Best Practices for Running Recovery

For many runners, tight and swollen muscles are a serious problem that can prevent them from running as often as they wish. Traditional wisdom holds that ice and lots of rest are among the best running recovery tips for athletes and recreational runners. However, scientific research into the impact of icing on the body has shown that icing is actually not as effective as one might think, and it can even be harmful to the recovery process.

Dr. Gabe Mirkin, who created the commonly-repeated acronym, RICE, to represent the traditional rest, ice, compression, and elevation treatment method for athletic injuries, concluded recently that ice is not an effective way to treat muscles that are strained due to athletic performance. Dr. Mirkin’s new recommendation is based on a summary of over 20 different scientific articles published in The American Journal of Sports Medicine, which found almost no evidence showing that ice or cold treatments helped with athletic recovery when used in combination with compression.

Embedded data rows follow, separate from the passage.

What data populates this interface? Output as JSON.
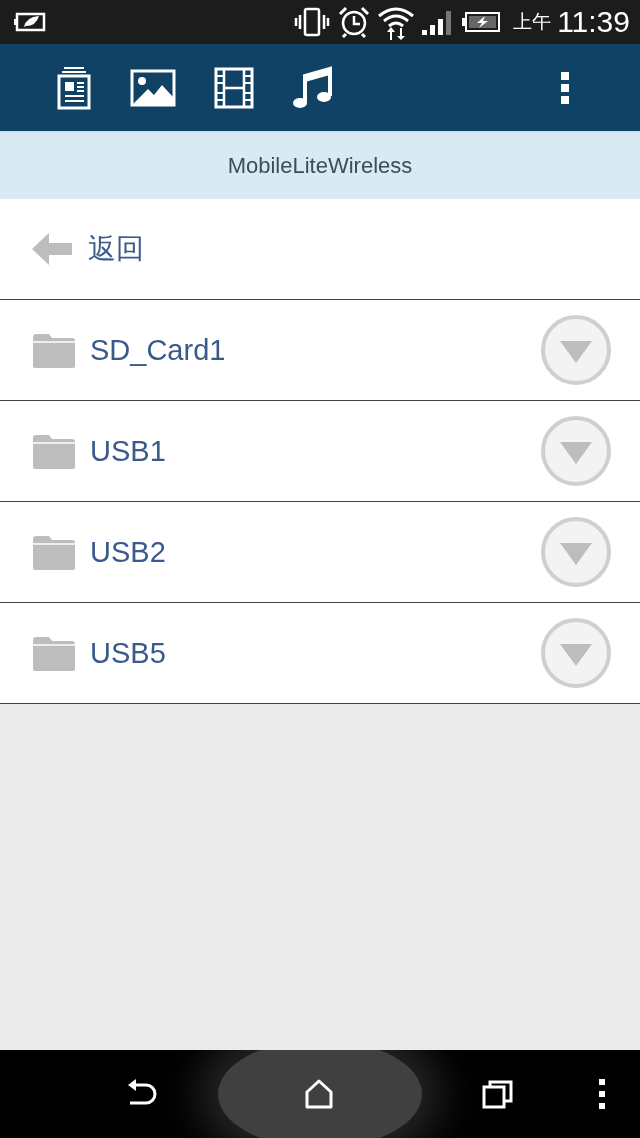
{
  "status_bar": {
    "meridiem": "上午",
    "time": "11:39"
  },
  "toolbar": {
    "tabs": [
      {
        "kind": "document"
      },
      {
        "kind": "image"
      },
      {
        "kind": "video"
      },
      {
        "kind": "music"
      }
    ]
  },
  "header": {
    "title": "MobileLiteWireless"
  },
  "back": {
    "label": "返回"
  },
  "folders": [
    {
      "name": "SD_Card1"
    },
    {
      "name": "USB1"
    },
    {
      "name": "USB2"
    },
    {
      "name": "USB5"
    }
  ]
}
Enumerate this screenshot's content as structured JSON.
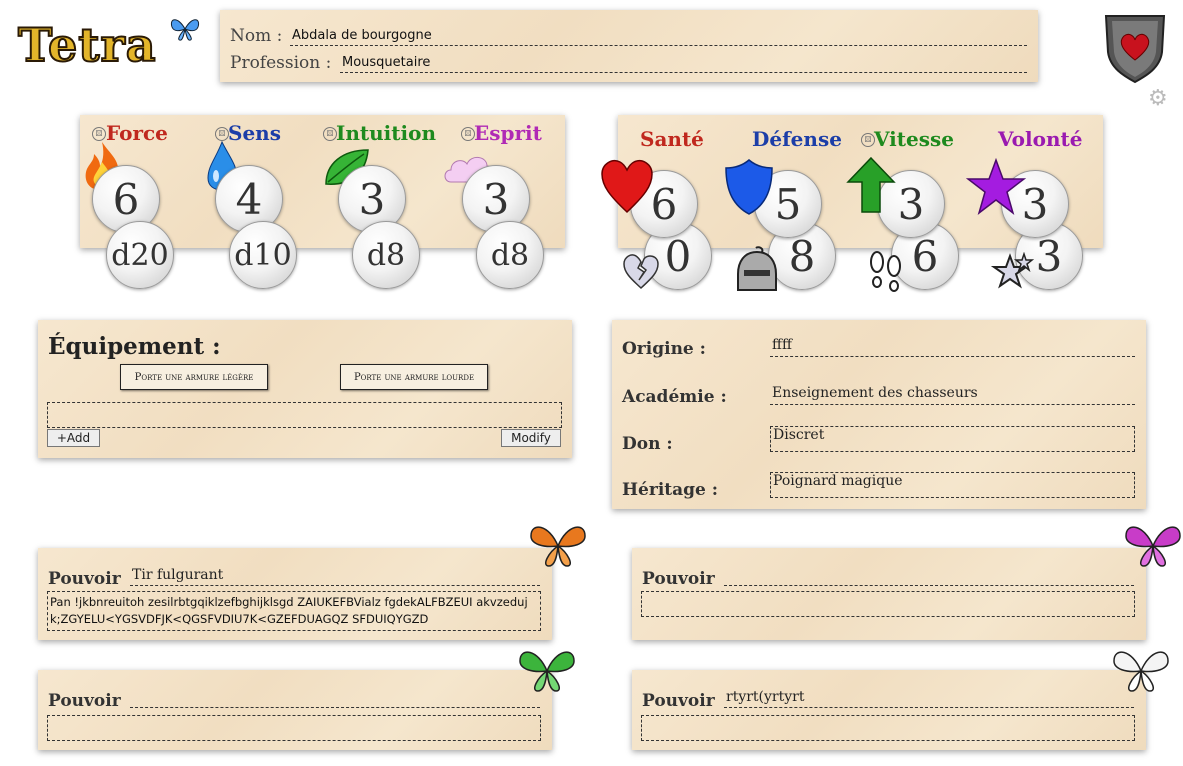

For runners, this means that -recovering those aching ankles and tendons using ice might be a waste of time. In fact, some research shows that using ice might even delay the muscle healing process, making recovery time between runs even longer. Instead of using these older methods of muscle recovery, there are some modern techniques that are recommended by numerous scientists and exercise professionals to help runners recover more quickly.

Modern Techniques for Running Recovery

Runners who are looking to recover as quickly as possible should look into the best methods of compression for them, as this treatment helps stimulate the healing process in the affected areas. Stretching and range of motion exercises can also be helpful.

Another excellent way for runners to help minimize their downtime between runs is by using a muscle recovery device like the Marc Pro and Marc Pro Plus. These recovery tools work by creating a gentle muscle contraction that sets off a series of reactions in the body making it easier for the body to move waste out of the afflicted area and move nutrients in.

Because of all the muscles, tendons and ligaments that are worked while running, the Marc Pro or Marc Pro Plus can be the perfect tool to help you recover faster. By following modern running recovery tools, you can spend more time partaking in runs that will help you improve your fitness and be more competitive in your chosen athletic field.